Explore the meaning of biodiversity as you watch What is Biodiversity? from WWF International:
How Diverse Is Life on Earth?
By now, you probably know that all living organisms are sorted into seven classifications.
The final classification is species; however, there are can be a lot of distinct species! For example, there are between approximately 9,000 and 10,000 species of birds!
Each species has its own unique characteristics and genes. This is true of all living things.
- So, how many species are there on Earth?
This sounds like a simple question, but it is difficult to answer. That is because it is hard to count species that are microscopic or live in difficult-to-reach areas like the deep sea.
In fact, some scientists believe it is impossible to compile a list of all species because some go extinct before they are even discovered.
The most recent data estimates that there could be around 5.3 million to 1 trillion species on Earth.
Why Is Biodiversity Important?
It supports a healthy ecosystem.
A healthy ecosystem relies on food chains and food webs. Without predator-and-prey relationships, animals starve and become extinct.
If a food supply disappears, only those species that manage to relocate and find a new food supply will thrive. The others will continue to decline in number until they are gone, forever.
It provides the basic needs of humans.
Food, medicine, and shelter are among the basic needs of humans to survive.

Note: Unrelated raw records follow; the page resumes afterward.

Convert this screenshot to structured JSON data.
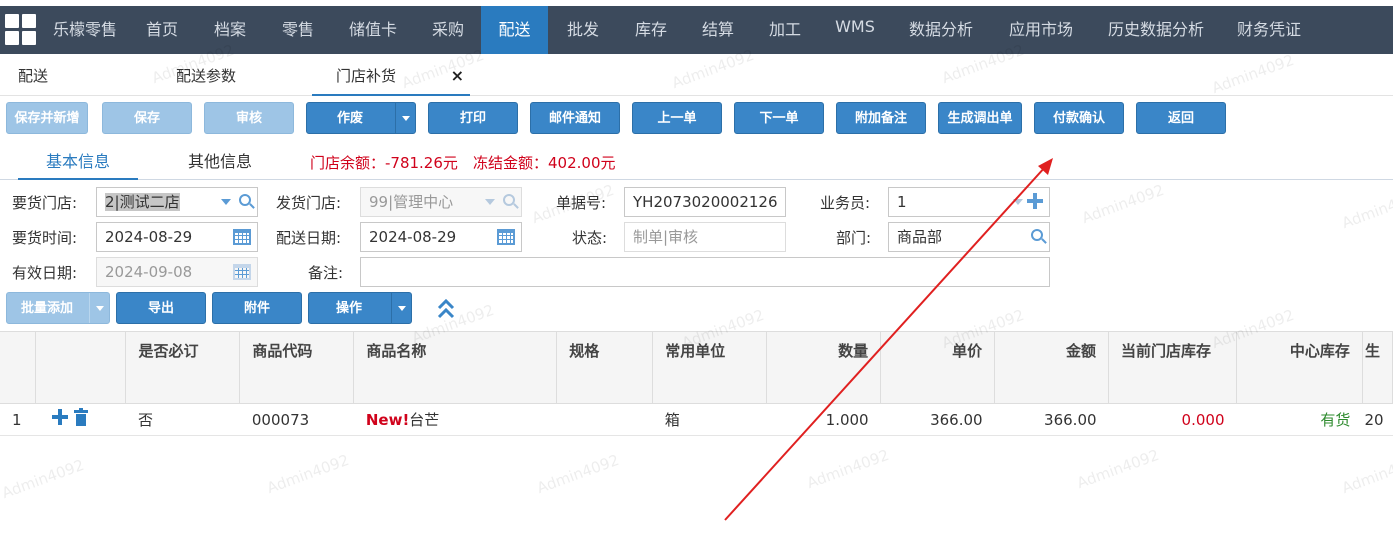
{
  "nav": {
    "items": [
      "乐檬零售",
      "首页",
      "档案",
      "零售",
      "储值卡",
      "采购",
      "配送",
      "批发",
      "库存",
      "结算",
      "加工",
      "WMS",
      "数据分析",
      "应用市场",
      "历史数据分析",
      "财务凭证"
    ],
    "active": "配送"
  },
  "tabs": [
    {
      "label": "配送"
    },
    {
      "label": "配送参数"
    },
    {
      "label": "门店补货",
      "close": "×"
    }
  ],
  "toolbar": {
    "save_new": "保存并新增",
    "save": "保存",
    "audit": "审核",
    "void": "作废",
    "print": "打印",
    "mail": "邮件通知",
    "prev": "上一单",
    "next": "下一单",
    "remark": "附加备注",
    "gen_transfer": "生成调出单",
    "pay_confirm": "付款确认",
    "back": "返回"
  },
  "subtabs": {
    "basic": "基本信息",
    "other": "其他信息"
  },
  "balance": {
    "store": "门店余额：-781.26元",
    "frozen": "冻结金额：402.00元"
  },
  "form": {
    "req_store_label": "要货门店:",
    "req_store_value": "2|测试二店",
    "ship_store_label": "发货门店:",
    "ship_store_value": "99|管理中心",
    "doc_no_label": "单据号:",
    "doc_no_value": "YH2073020002126",
    "clerk_label": "业务员:",
    "clerk_value": "1",
    "req_time_label": "要货时间:",
    "req_time_value": "2024-08-29",
    "ship_date_label": "配送日期:",
    "ship_date_value": "2024-08-29",
    "status_label": "状态:",
    "status_placeholder": "制单|审核",
    "dept_label": "部门:",
    "dept_value": "商品部",
    "valid_label": "有效日期:",
    "valid_value": "2024-09-08",
    "note_label": "备注:"
  },
  "grid_toolbar": {
    "batch_add": "批量添加",
    "export": "导出",
    "attach": "附件",
    "ops": "操作"
  },
  "columns": [
    "",
    "",
    "是否必订",
    "商品代码",
    "商品名称",
    "规格",
    "常用单位",
    "数量",
    "单价",
    "金额",
    "当前门店库存",
    "中心库存",
    "生"
  ],
  "rows": [
    {
      "no": "1",
      "required": "否",
      "code": "000073",
      "new_tag": "New!",
      "name": "台芒",
      "spec": "",
      "unit": "箱",
      "qty": "1.000",
      "price": "366.00",
      "amount": "366.00",
      "store_stock": "0.000",
      "center_stock": "有货",
      "prod": "20"
    }
  ],
  "watermark": "Admin4092",
  "colors": {
    "nav_bg": "#3c4a5c",
    "accent": "#2a7bbf",
    "danger": "#d0021b",
    "ok": "#2e8b2e",
    "arrow": "#e02020"
  }
}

Our dependence on plants and animals as food keeps us healthy and alive. We create shelter out of lumber and steel. We even turn to nature in our effort to understand and prevent diseases.
It facilitates the recycling of nature.
The role of microorganisms should not be overlooked.
By breaking down all dead organic matter, they recycle the nutrients back into nature for other living organisms to use.
To learn more about why biodiversity is a necessary part of life, you can read What Is Biodiversity?, from the American Museum of Natural History, or watch Why is biodiversity so important? - Kim Preshoff, from TED-Ed:
As the human ecosystem continues to rise, more habits are lost, resulting in the extinction of species with nowhere to go.
While many species go extinct -- some before we even discover them -- others are able to develop new ways to survive.
Keep going in the Got It? section to evaluate what you have learned.